Florida had four confirmed cases of the measles in May. Two cases involved Florida residents who had traveled abroad but hadn’t had a measles vaccine. The other two cases, according to the Florida Department of Health (DOH), involved people who traveled to Florida even though they were ill.
This is not the first time we’ve had an outbreak. In 2013, four Florida siblings who hadn’t been vaccinated developed the measles. In the recent past, the number of measles cases in Florida has fluctuated from zero to eight. The worst recent year nationwide, according to the CDC, was 2014 when 667 cases were reported.
Public health officials say that the number of measles cases is increasing abroad and in the United States. The main cause is international travelers bringing the disease into America. The Sun-Sentinel quotes the Centers for Disease Control and Prevention as saying that if your measles vaccine is not up-to-date, you risk getting the disease if you travel abroad. Doctors who fail to advise patients about which vaccines are needed for foreign trial may be liable if their medical error results in the patient getting a preventable disease.
You should be vaccinated for measles
The Florida DOH continually urges everyone in Florida to make sure they and their children have up-to-date vaccinations. Anyone who is travelling out of the country should review what vaccines they and their children should get with their doctor or the child’s pediatrician.
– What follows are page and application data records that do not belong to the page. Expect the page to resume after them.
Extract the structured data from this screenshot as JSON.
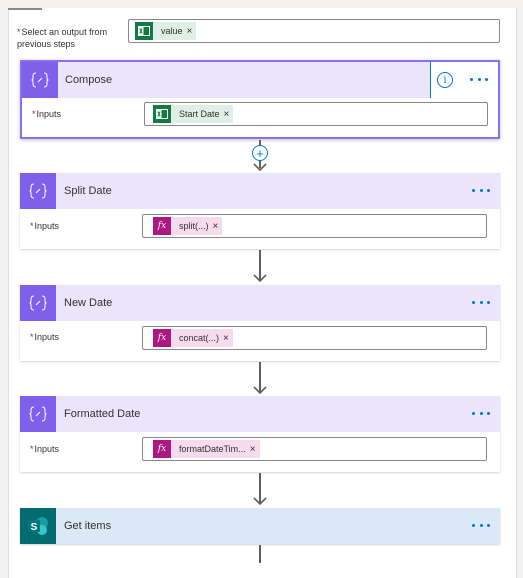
{
  "select_output": {
    "label": "Select an output from previous steps",
    "token": {
      "label": "value",
      "icon": "excel-icon"
    }
  },
  "cards": [
    {
      "title": "Compose",
      "inputs_label": "Inputs",
      "token": {
        "label": "Start Date",
        "icon": "excel-icon"
      },
      "selected": true
    },
    {
      "title": "Split Date",
      "inputs_label": "Inputs",
      "token": {
        "label": "split(...)",
        "icon": "fx-icon",
        "icon_text": "fx"
      }
    },
    {
      "title": "New Date",
      "inputs_label": "Inputs",
      "token": {
        "label": "concat(...)",
        "icon": "fx-icon",
        "icon_text": "fx"
      }
    },
    {
      "title": "Formatted Date",
      "inputs_label": "Inputs",
      "token": {
        "label": "formatDateTim...",
        "icon": "fx-icon",
        "icon_text": "fx"
      }
    },
    {
      "title": "Get items",
      "icon": "sharepoint-icon",
      "icon_text": "S"
    }
  ],
  "required_mark": "*",
  "remove_mark": "×",
  "colors": {
    "compose_accent": "#8060ea",
    "sharepoint": "#036c70",
    "link": "#0078d4",
    "excel_token": "#107c41",
    "expression_token": "#ad1780"
  }
}
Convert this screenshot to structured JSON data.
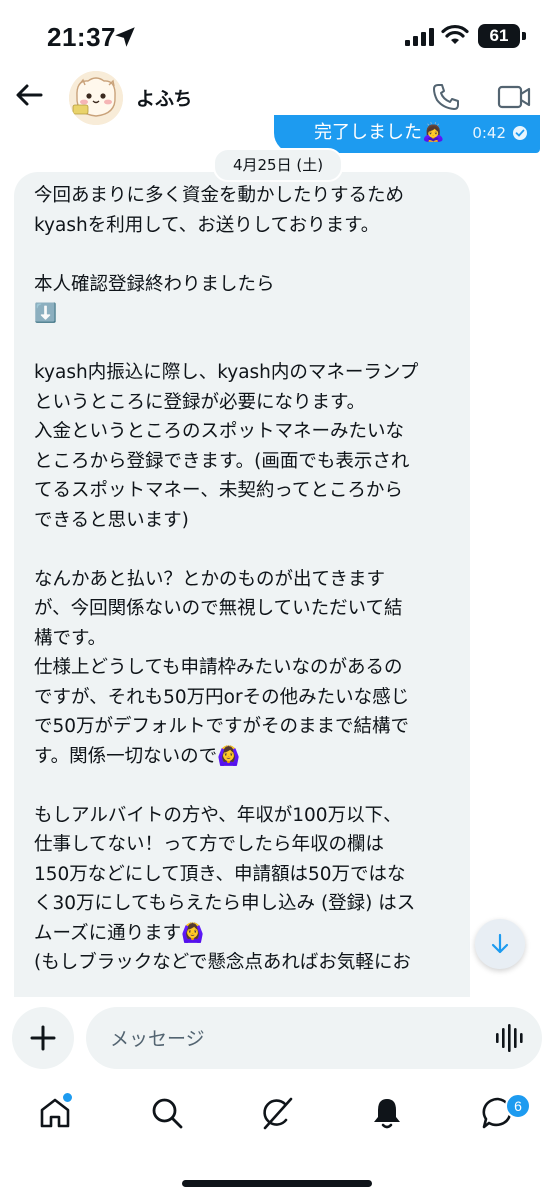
{
  "status_bar": {
    "time": "21:37",
    "battery": "61"
  },
  "header": {
    "contact_name": "よふち"
  },
  "chat": {
    "sent_message": {
      "text": "完了しました🙇‍♀️",
      "time": "0:42"
    },
    "date_divider": "4月25日 (土)",
    "received_message": "今回あまりに多く資金を動かしたりするため\nkyashを利用して、お送りしております。\n\n本人確認登録終わりましたら\n⬇️\n\nkyash内振込に際し、kyash内のマネーランプ\nというところに登録が必要になります。\n入金というところのスポットマネーみたいな\nところから登録できます。(画面でも表示され\nてるスポットマネー、未契約ってところから\nできると思います)\n\nなんかあと払い？とかのものが出てきます\nが、今回関係ないので無視していただいて結\n構です。\n仕様上どうしても申請枠みたいなのがあるの\nですが、それも50万円orその他みたいな感じ\nで50万がデフォルトですがそのままで結構で\nす。関係一切ないので🙆‍♀️\n\nもしアルバイトの方や、年収が100万以下、\n仕事してない！って方でしたら年収の欄は\n150万などにして頂き、申請額は50万ではな\nく30万にしてもらえたら申し込み (登録) はス\nムーズに通ります🙆‍♀️\n(もしブラックなどで懸念点あればお気軽にお"
  },
  "composer": {
    "placeholder": "メッセージ"
  },
  "tab_bar": {
    "items": [
      "home-icon",
      "search-icon",
      "grok-icon",
      "notifications-icon",
      "messages-icon"
    ],
    "messages_badge": "6"
  },
  "colors": {
    "accent": "#1d9bf0",
    "bubble": "#eff3f4",
    "text": "#0f1419",
    "muted": "#536471"
  }
}
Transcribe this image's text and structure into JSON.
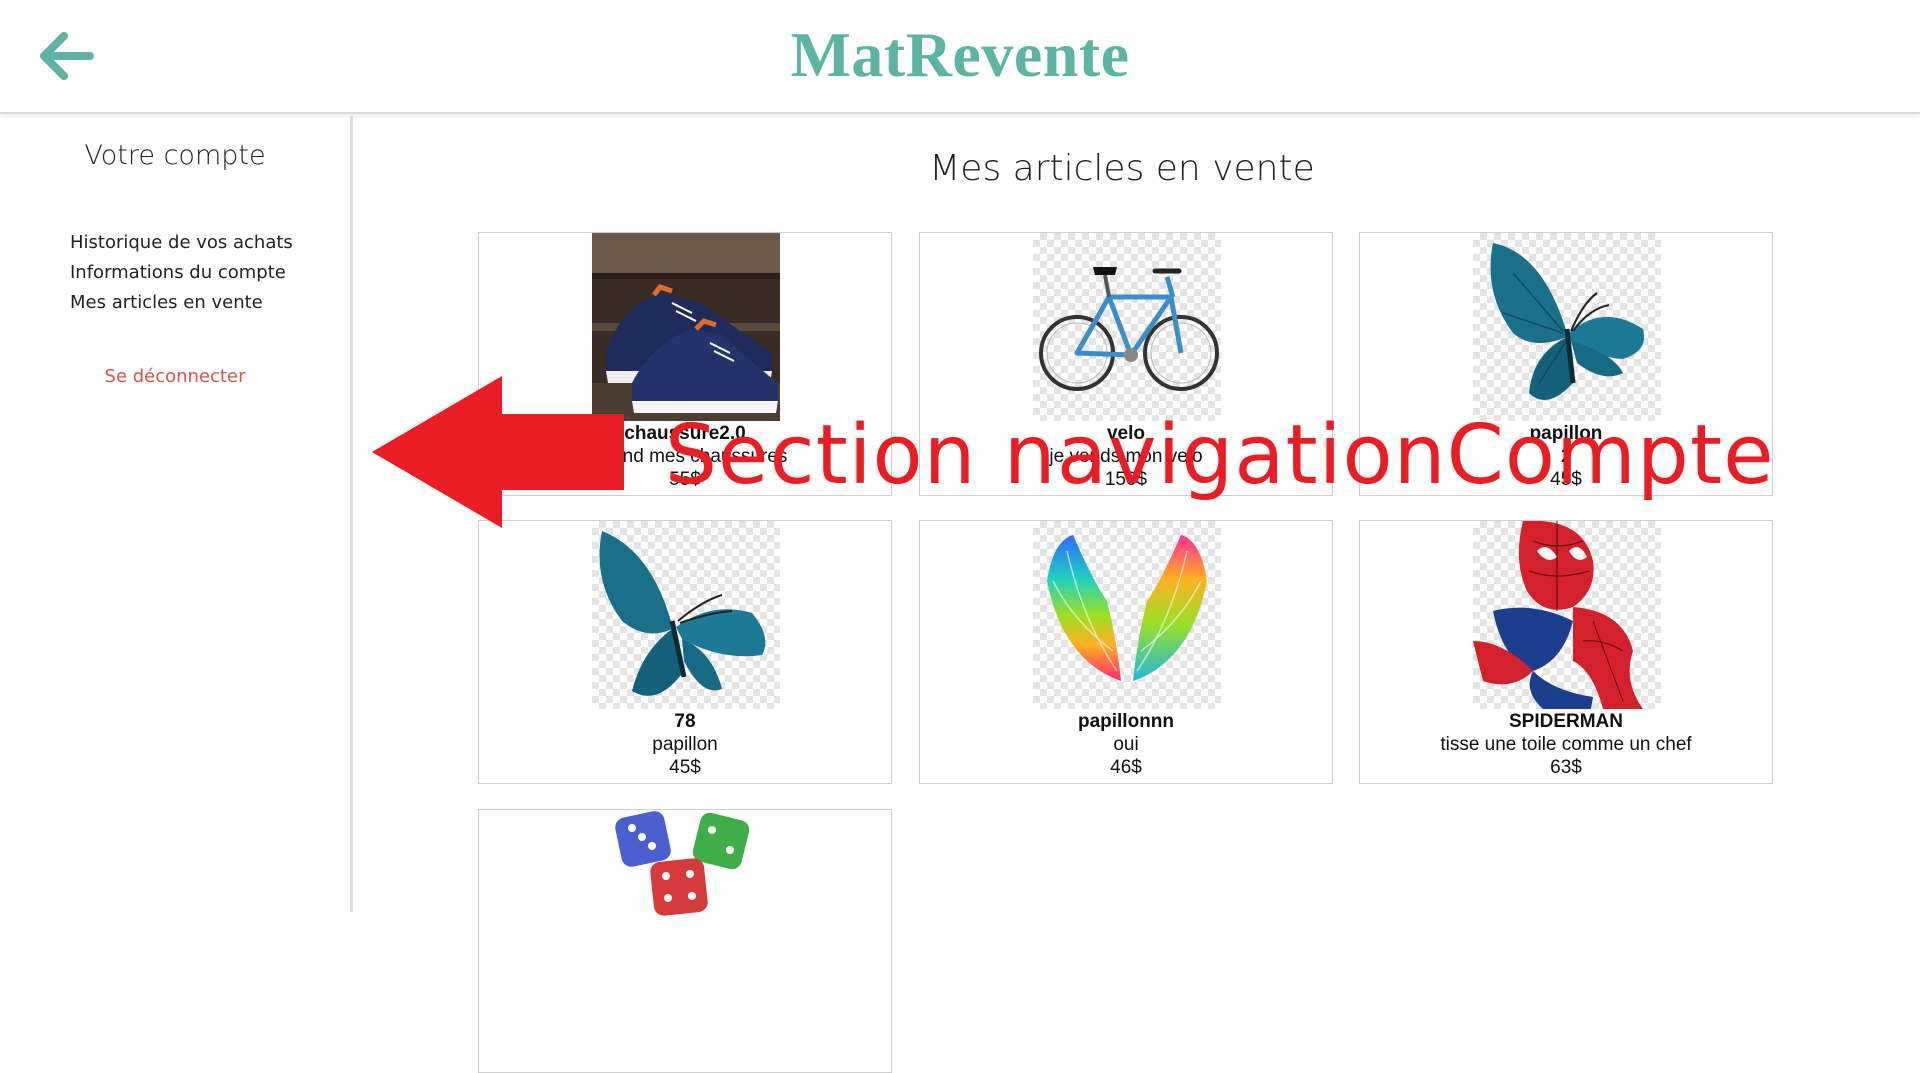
{
  "header": {
    "site_title": "MatRevente",
    "back_icon": "arrow-left-icon",
    "accent_color": "#5bb5a2"
  },
  "sidebar": {
    "title": "Votre compte",
    "items": [
      {
        "label": "Historique de vos achats"
      },
      {
        "label": "Informations du compte"
      },
      {
        "label": "Mes articles en vente"
      }
    ],
    "logout_label": "Se déconnecter",
    "logout_color": "#d9534f"
  },
  "main": {
    "title": "Mes articles en vente",
    "articles": [
      {
        "name": "chaussure2.0",
        "description": "je vend mes chaussures",
        "price": "55$",
        "image": "sneaker-image"
      },
      {
        "name": "velo",
        "description": "je vends mon velo",
        "price": "150$",
        "image": "bicycle-image"
      },
      {
        "name": "papillon",
        "description": "2",
        "price": "45$",
        "image": "butterfly-image"
      },
      {
        "name": "78",
        "description": "papillon",
        "price": "45$",
        "image": "butterfly-image"
      },
      {
        "name": "papillonnn",
        "description": "oui",
        "price": "46$",
        "image": "rainbow-wings-image"
      },
      {
        "name": "SPIDERMAN",
        "description": "tisse une toile comme un chef",
        "price": "63$",
        "image": "spiderman-image"
      },
      {
        "name": "",
        "description": "",
        "price": "",
        "image": "dice-image"
      }
    ]
  },
  "annotation": {
    "text": "Section navigationCompte",
    "color": "#ec1c24",
    "icon": "arrow-left-big-icon"
  }
}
There are two different measles vaccine doses. One dose is for toddlers between 12 and 15 months old. The other dose is generally given to children between four and six years-of-age. Children should be vaccinated before they start the first grade. Florida residents who get the measles vaccine are usually also vaccinated for mumps and rubella.
According to Florida Hospital Centra Care’s medical director, the measles vaccine is very effective. The United States actually announced in 2000 that measles had been eliminated. The outbreaks that have occurred since 2000 have been due to people who don’t get the vaccination.
Getting the vaccine does more than just protect the child who gets the vaccine. Being vaccinated helps protect other children and the general public, because the disease is extremely contagious. Measles is a virus that survives in a person’s nose and throat. Symptoms include:
- A runny nose
- High fever
- Eyes that are red and watery
- A rash that can be seen in the face and mouth first, and then spreads
The treatment is mainly to let the virus runs its course and try to address the symptoms. Most children and adults who get the measles recover. Some people develop complications, especially children under five and adults over the age of 20. In the worst cases, measles can result in encephalitis and pneumonia according to the medical director for Centra Care.
If you or a loved one developed the measles because you were not informed about vaccinations, or developed complications due to poor medical care, you may have a claim for compensation. The respected Fort Lauderdale medical malpractice lawyers at Yeboah Law Group can advise you about your legal rights. To schedule an appointment, please call us at (800) TELL-SAM or fill out our contact form.